It’s April, so there’s a deadline coming up that we’re all familiar with, and I’m not talking about Tax Day (Tuesday, April 18, by the way). If you’re an educator, you know April is memorable for another reason: It is testing season, the time of year when we spend a lot of our time proctoring tests instead of teaching critical thinking skills and fostering creativity.
There’s been lots of activity in recent years by educators and parents to restore balance when it comes to standardized testing. NEA’s Time to Learn campaign focuses on over-testing, redundant testing, and any testing that takes valuable time away from teaching and learning.
Our campaign has renewed energy and focus this year because of the Every Student Succeeds Act, also known as ESSA, the new federal education law.

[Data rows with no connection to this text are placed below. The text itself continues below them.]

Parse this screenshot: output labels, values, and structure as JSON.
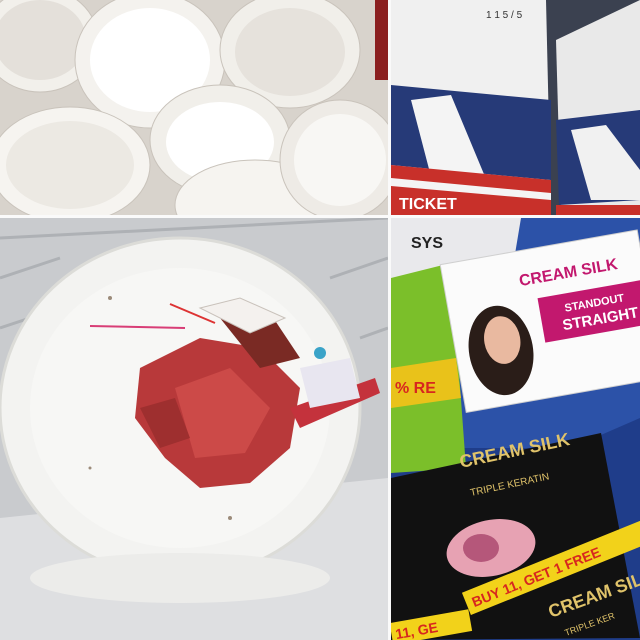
{
  "panels": [
    {
      "subject": "eggshells"
    },
    {
      "subject": "paper-bags",
      "visible_text": {
        "corner_label": "1 1 5 / 5",
        "banner": "TICKET"
      }
    },
    {
      "subject": "paper-plate-with-scraps"
    },
    {
      "subject": "shampoo-sachets",
      "visible_text": {
        "white_brand": "CREAM SILK",
        "white_variant_line1": "STANDOUT",
        "white_variant_line2": "STRAIGHT",
        "partial_sachet_text": "SYS",
        "green_sachet_text": "% RE",
        "black_brand": "CREAM SILK",
        "black_variant": "TRIPLE KERATIN",
        "promo": "BUY 11, GET 1 FREE",
        "promo_fragment": "11, GE",
        "black_brand_2": "CREAM SILK",
        "black_variant_2": "TRIPLE KER"
      }
    }
  ],
  "colors": {
    "shell": "#f1efea",
    "plate": "#f3f3f1",
    "meat": "#b8393a",
    "sachet_pink": "#c2186e",
    "sachet_black": "#111111",
    "promo_yellow": "#f2d21a",
    "promo_red": "#d7261f",
    "bag_navy": "#263a78",
    "bag_red": "#c8302a"
  }
}
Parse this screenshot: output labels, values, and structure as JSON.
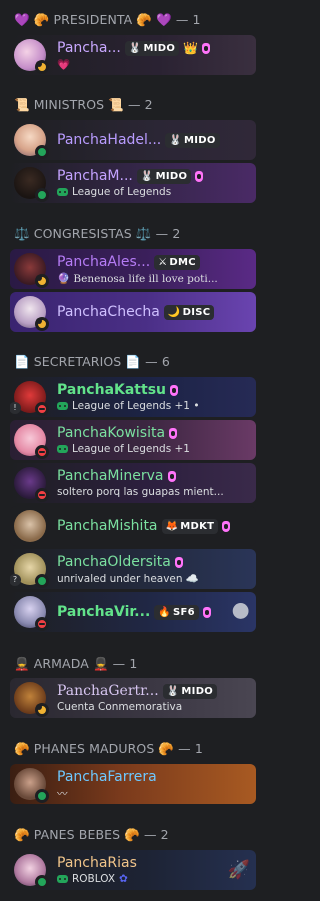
{
  "roles": [
    {
      "key": "presidenta",
      "label": "💜 🥐 PRESIDENTA 🥐 💜 — 1"
    },
    {
      "key": "ministros",
      "label": "📜 MINISTROS 📜 — 2"
    },
    {
      "key": "congresistas",
      "label": "⚖️ CONGRESISTAS ⚖️ — 2"
    },
    {
      "key": "secretarios",
      "label": "📄 SECRETARIOS 📄 — 6"
    },
    {
      "key": "armada",
      "label": "💂 ARMADA 💂 — 1"
    },
    {
      "key": "phanes",
      "label": "🥐 PHANES MADUROS 🥐 — 1"
    },
    {
      "key": "panes",
      "label": "🥐 PANES BEBES 🥐 — 2"
    }
  ],
  "members": [
    {
      "name": "Pancha...",
      "tag": "MIDO",
      "tag_icon": "🐰",
      "crown": "👑",
      "sub": "💗",
      "status": "idle",
      "name_color": "#c9a8ff",
      "bg": "#2a2232"
    },
    {
      "name": "PanchaHadel...",
      "tag": "MIDO",
      "tag_icon": "🐰",
      "status": "online",
      "name_color": "#b99cff",
      "bg": "#2b2635"
    },
    {
      "name": "PanchaM...",
      "tag": "MIDO",
      "tag_icon": "🐰",
      "sub": "League of Legends",
      "status": "online",
      "name_color": "#c4a3ff",
      "bg": "#35264a"
    },
    {
      "name": "PanchaAles...",
      "tag": "DMC",
      "tag_icon": "⚔",
      "sub": "🔮 Benenosa life ill love poti...",
      "status": "idle",
      "name_color": "#b57cf5",
      "bg": "#3a1f5a"
    },
    {
      "name": "PanchaChecha",
      "tag": "DISC",
      "tag_icon": "🌙",
      "status": "idle",
      "name_color": "#cfc0ff",
      "bg": "#4a2f86"
    },
    {
      "name": "PanchaKattsu",
      "sub": "League of Legends +1 •",
      "status": "dnd",
      "name_color": "#62e28a",
      "bg": "#1c2345"
    },
    {
      "name": "PanchaKowisita",
      "sub": "League of Legends +1",
      "status": "dnd",
      "name_color": "#7be0a0",
      "bg": "#3b2640"
    },
    {
      "name": "PanchaMinerva",
      "sub": "soltero porq las guapas mient...",
      "status": "dnd",
      "name_color": "#7be0a0",
      "bg": "#2c1f3e"
    },
    {
      "name": "PanchaMishita",
      "tag": "MDKT",
      "tag_icon": "🦊",
      "status": "none",
      "name_color": "#7be0a0",
      "bg": "#1e1f22"
    },
    {
      "name": "PanchaOldersita",
      "sub": "unrivaled under heaven ☁️",
      "status": "online",
      "name_color": "#7be0a0",
      "bg": "#232a3e"
    },
    {
      "name": "PanchaVir...",
      "tag": "SF6",
      "tag_icon": "🔥",
      "status": "dnd",
      "name_color": "#62e28a",
      "bg": "#202744"
    },
    {
      "name": "PanchaGertr...",
      "tag": "MIDO",
      "tag_icon": "🐰",
      "sub": "Cuenta Conmemorativa",
      "status": "idle",
      "name_color": "#d7c6f0",
      "bg": "#3a3642"
    },
    {
      "name": "PanchaFarrera",
      "sub": "〰",
      "status": "online",
      "name_color": "#6ec8ff",
      "bg": "#7a3a1c"
    },
    {
      "name": "PanchaRias",
      "sub": "ROBLOX",
      "status": "online",
      "name_color": "#f0c48a",
      "bg": "#1d2334"
    }
  ]
}
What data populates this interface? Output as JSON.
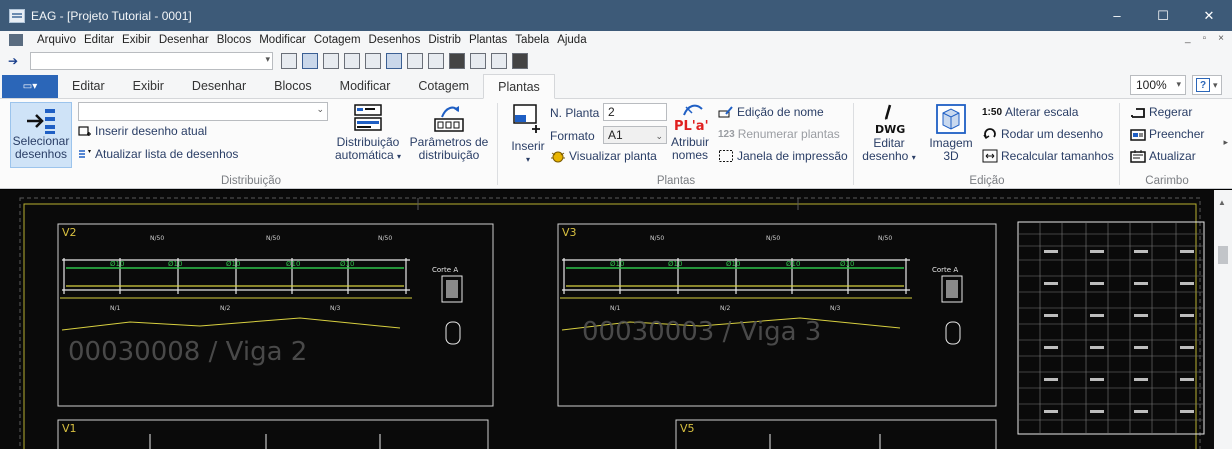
{
  "window": {
    "title": "EAG - [Projeto Tutorial - 0001]",
    "controls": [
      "–",
      "☐",
      "✕"
    ]
  },
  "menubar": {
    "items": [
      "Arquivo",
      "Editar",
      "Exibir",
      "Desenhar",
      "Blocos",
      "Modificar",
      "Cotagem",
      "Desenhos",
      "Distrib",
      "Plantas",
      "Tabela",
      "Ajuda"
    ],
    "mdi": [
      "_",
      "▫",
      "×"
    ]
  },
  "ribbon_tabs": {
    "items": [
      "Editar",
      "Exibir",
      "Desenhar",
      "Blocos",
      "Modificar",
      "Cotagem",
      "Plantas"
    ],
    "active": "Plantas",
    "zoom": "100%",
    "help": "?"
  },
  "ribbon": {
    "distribuicao": {
      "label": "Distribuição",
      "selecionar": "Selecionar desenhos",
      "selecionar_l1": "Selecionar",
      "selecionar_l2": "desenhos",
      "inserir_atual": "Inserir desenho atual",
      "atualizar_lista": "Atualizar lista de desenhos",
      "dist_auto_l1": "Distribuição",
      "dist_auto_l2": "automática",
      "params_l1": "Parâmetros de",
      "params_l2": "distribuição"
    },
    "plantas": {
      "label": "Plantas",
      "inserir": "Inserir",
      "n_planta_label": "N. Planta",
      "n_planta_value": "2",
      "formato_label": "Formato",
      "formato_value": "A1",
      "visualizar": "Visualizar planta",
      "atribuir_l1": "Atribuir",
      "atribuir_l2": "nomes",
      "atribuir_icon_text": "PL'a'",
      "edicao_nome": "Edição de nome",
      "renumerar": "Renumerar plantas",
      "renumerar_prefix": "123",
      "janela": "Janela de impressão"
    },
    "edicao": {
      "label": "Edição",
      "editar_l1": "Editar",
      "editar_l2": "desenho",
      "dwg": "DWG",
      "imagem_l1": "Imagem",
      "imagem_l2": "3D",
      "alterar_escala": "Alterar escala",
      "escala_prefix": "1:50",
      "rodar": "Rodar um desenho",
      "recalcular": "Recalcular tamanhos"
    },
    "carimbo": {
      "label": "Carimbo",
      "regerar": "Regerar",
      "preencher": "Preencher",
      "atualizar": "Atualizar"
    }
  },
  "drawing": {
    "sheets": [
      "V2",
      "V3",
      "V1",
      "V5"
    ],
    "watermarks": [
      "00030008 / Viga 2",
      "00030003 / Viga 3"
    ],
    "section_labels": [
      "Corte A",
      "Corte A"
    ],
    "colors": {
      "background": "#0a0a0a",
      "frame": "#b8b030",
      "green": "#2ec24a",
      "white": "#e8e8e8",
      "yellow": "#d8d040"
    }
  }
}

ESSA gives us an opportunity for audits of all the standardized tests mandated not only by federal and state governments, but also by school districts. That way, we can pinpoint the tests that are duplicative, unnecessary, or not particularly useful.
The audits are sure to back up what our experience tells us. Let me put it this way: If we had a dime for every test we administered, there’d by a worldwide shortage of copper. (Yep, copper. That’s what dimes are mostly made of.)
When NEA surveyed 1,500 pre-K-12 teachers a couple of years ago, more than 40 percent said the emphasis on improving standardized test scores had a negative impact on their classroom.
“I would much rather help students learn how to conduct research and how to discuss and how to explore controversies and how to complete multi-task projects than teach them how to recall this or that fact for an exam,” one teacher said.
As 2013 Minnesota Teacher of the Year Megan Olivia Hall and I wrote in an op-ed last year: Teachers aren’t afraid of tests—we invented them. We appreciate tests when they yield useful information that informs and improves instruction. We don’t like them when they take away time for the one-on-one attention that can spark students’ curiosity and desire to learn. After all, that’s why we became educators in the first place.
ESSA encourages test audits by your school districts to uncover how much time and how many resources are dedicated to standardized testing. This involves a request by you, or members of the community, to your local school board. You can get much more information about the process and find out how other districts have If you're fed up because of too much testing, here's what you can do about it: